EXERCISE DESCRIPTION
From top to bottom, restate the entries below word for word.

Items from a dataset
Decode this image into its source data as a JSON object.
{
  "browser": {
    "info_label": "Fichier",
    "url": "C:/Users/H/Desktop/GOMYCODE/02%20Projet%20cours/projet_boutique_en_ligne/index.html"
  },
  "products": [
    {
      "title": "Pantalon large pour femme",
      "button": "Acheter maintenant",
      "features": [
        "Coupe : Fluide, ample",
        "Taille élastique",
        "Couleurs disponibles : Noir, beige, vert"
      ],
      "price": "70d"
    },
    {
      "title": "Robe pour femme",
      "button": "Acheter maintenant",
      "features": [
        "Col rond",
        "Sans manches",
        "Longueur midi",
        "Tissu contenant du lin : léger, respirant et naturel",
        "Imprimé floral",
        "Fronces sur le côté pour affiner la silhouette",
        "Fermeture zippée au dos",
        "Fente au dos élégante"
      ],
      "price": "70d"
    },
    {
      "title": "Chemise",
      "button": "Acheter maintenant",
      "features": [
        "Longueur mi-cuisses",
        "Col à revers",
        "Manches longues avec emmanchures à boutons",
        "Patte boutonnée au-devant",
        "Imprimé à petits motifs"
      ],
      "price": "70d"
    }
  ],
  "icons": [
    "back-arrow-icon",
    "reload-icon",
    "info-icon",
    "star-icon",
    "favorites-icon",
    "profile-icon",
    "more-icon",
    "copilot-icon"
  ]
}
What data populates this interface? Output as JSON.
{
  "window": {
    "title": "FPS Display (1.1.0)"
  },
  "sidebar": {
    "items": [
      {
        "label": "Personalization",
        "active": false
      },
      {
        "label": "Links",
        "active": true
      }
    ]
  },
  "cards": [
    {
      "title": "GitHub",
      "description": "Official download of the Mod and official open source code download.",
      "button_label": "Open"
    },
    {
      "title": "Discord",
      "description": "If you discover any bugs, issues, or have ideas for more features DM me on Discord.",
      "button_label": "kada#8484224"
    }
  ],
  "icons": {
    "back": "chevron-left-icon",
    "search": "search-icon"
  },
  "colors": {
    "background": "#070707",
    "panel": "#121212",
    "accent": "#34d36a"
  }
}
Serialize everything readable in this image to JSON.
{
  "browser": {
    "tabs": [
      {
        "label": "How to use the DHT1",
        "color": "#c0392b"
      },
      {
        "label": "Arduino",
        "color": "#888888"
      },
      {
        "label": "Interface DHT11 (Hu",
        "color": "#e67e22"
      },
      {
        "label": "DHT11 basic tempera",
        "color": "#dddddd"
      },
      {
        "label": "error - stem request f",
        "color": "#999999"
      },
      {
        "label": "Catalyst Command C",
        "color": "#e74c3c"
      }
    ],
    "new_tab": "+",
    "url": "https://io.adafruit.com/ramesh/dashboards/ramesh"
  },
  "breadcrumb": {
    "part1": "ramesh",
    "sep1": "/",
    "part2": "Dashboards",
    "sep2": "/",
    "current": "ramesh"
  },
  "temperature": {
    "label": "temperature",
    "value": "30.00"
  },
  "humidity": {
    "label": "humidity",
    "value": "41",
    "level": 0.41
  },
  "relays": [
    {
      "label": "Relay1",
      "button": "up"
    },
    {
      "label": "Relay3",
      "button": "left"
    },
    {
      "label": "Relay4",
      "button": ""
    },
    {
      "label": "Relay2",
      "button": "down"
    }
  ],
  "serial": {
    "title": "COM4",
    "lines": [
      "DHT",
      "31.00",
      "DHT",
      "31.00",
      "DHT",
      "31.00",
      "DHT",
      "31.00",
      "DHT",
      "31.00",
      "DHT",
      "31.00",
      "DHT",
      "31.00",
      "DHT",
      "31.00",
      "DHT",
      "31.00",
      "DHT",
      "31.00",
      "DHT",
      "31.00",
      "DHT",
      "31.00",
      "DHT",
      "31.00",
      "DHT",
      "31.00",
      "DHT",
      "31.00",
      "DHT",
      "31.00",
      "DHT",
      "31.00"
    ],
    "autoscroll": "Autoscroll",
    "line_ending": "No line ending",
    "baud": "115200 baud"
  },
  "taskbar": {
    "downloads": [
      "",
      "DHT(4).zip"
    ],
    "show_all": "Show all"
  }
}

RESULT
Decode this image into its source data as a JSON object.
{
  "browser": {
    "info_label": "Fichier",
    "url": "C:/Users/H/Desktop/GOMYCODE/02%20Projet%20cours/projet_boutique_en_ligne/index.html"
  },
  "products": [
    {
      "title": "Pantalon large pour femme",
      "button": "Acheter maintenant",
      "features": [
        "Coupe : Fluide, ample",
        "Taille élastique",
        "Couleurs disponibles : Noir, beige, vert"
      ],
      "price": "70d"
    },
    {
      "title": "Robe pour femme",
      "button": "Acheter maintenant",
      "features": [
        "Col rond",
        "Sans manches",
        "Longueur midi",
        "Tissu contenant du lin : léger, respirant et naturel",
        "Imprimé floral",
        "Fronces sur le côté pour affiner la silhouette",
        "Fermeture zippée au dos",
        "Fente au dos élégante"
      ],
      "price": "70d"
    },
    {
      "title": "Chemise",
      "button": "Acheter maintenant",
      "features": [
        "Longueur mi-cuisses",
        "Col à revers",
        "Manches longues avec emmanchures à boutons",
        "Patte boutonnée au-devant",
        "Imprimé à petits motifs"
      ],
      "price": "70d"
    }
  ],
  "icons": [
    "back-arrow-icon",
    "reload-icon",
    "info-icon",
    "star-icon",
    "favorites-icon",
    "profile-icon",
    "more-icon",
    "copilot-icon"
  ]
}
What data populates this interface? Output as JSON.
{
  "window": {
    "title": "FPS Display (1.1.0)"
  },
  "sidebar": {
    "items": [
      {
        "label": "Personalization",
        "active": false
      },
      {
        "label": "Links",
        "active": true
      }
    ]
  },
  "cards": [
    {
      "title": "GitHub",
      "description": "Official download of the Mod and official open source code download.",
      "button_label": "Open"
    },
    {
      "title": "Discord",
      "description": "If you discover any bugs, issues, or have ideas for more features DM me on Discord.",
      "button_label": "kada#8484224"
    }
  ],
  "icons": {
    "back": "chevron-left-icon",
    "search": "search-icon"
  },
  "colors": {
    "background": "#070707",
    "panel": "#121212",
    "accent": "#34d36a"
  }
}
Serialize everything readable in this image to JSON.
{
  "browser": {
    "tabs": [
      {
        "label": "How to use the DHT1",
        "color": "#c0392b"
      },
      {
        "label": "Arduino",
        "color": "#888888"
      },
      {
        "label": "Interface DHT11 (Hu",
        "color": "#e67e22"
      },
      {
        "label": "DHT11 basic tempera",
        "color": "#dddddd"
      },
      {
        "label": "error - stem request f",
        "color": "#999999"
      },
      {
        "label": "Catalyst Command C",
        "color": "#e74c3c"
      }
    ],
    "new_tab": "+",
    "url": "https://io.adafruit.com/ramesh/dashboards/ramesh"
  },
  "breadcrumb": {
    "part1": "ramesh",
    "sep1": "/",
    "part2": "Dashboards",
    "sep2": "/",
    "current": "ramesh"
  },
  "temperature": {
    "label": "temperature",
    "value": "30.00"
  },
  "humidity": {
    "label": "humidity",
    "value": "41",
    "level": 0.41
  },
  "relays": [
    {
      "label": "Relay1",
      "button": "up"
    },
    {
      "label": "Relay3",
      "button": "left"
    },
    {
      "label": "Relay4",
      "button": ""
    },
    {
      "label": "Relay2",
      "button": "down"
    }
  ],
  "serial": {
    "title": "COM4",
    "lines": [
      "DHT",
      "31.00",
      "DHT",
      "31.00",
      "DHT",
      "31.00",
      "DHT",
      "31.00",
      "DHT",
      "31.00",
      "DHT",
      "31.00",
      "DHT",
      "31.00",
      "DHT",
      "31.00",
      "DHT",
      "31.00",
      "DHT",
      "31.00",
      "DHT",
      "31.00",
      "DHT",
      "31.00",
      "DHT",
      "31.00",
      "DHT",
      "31.00",
      "DHT",
      "31.00",
      "DHT",
      "31.00",
      "DHT",
      "31.00"
    ],
    "autoscroll": "Autoscroll",
    "line_ending": "No line ending",
    "baud": "115200 baud"
  },
  "taskbar": {
    "downloads": [
      "",
      "DHT(4).zip"
    ],
    "show_all": "Show all"
  }
}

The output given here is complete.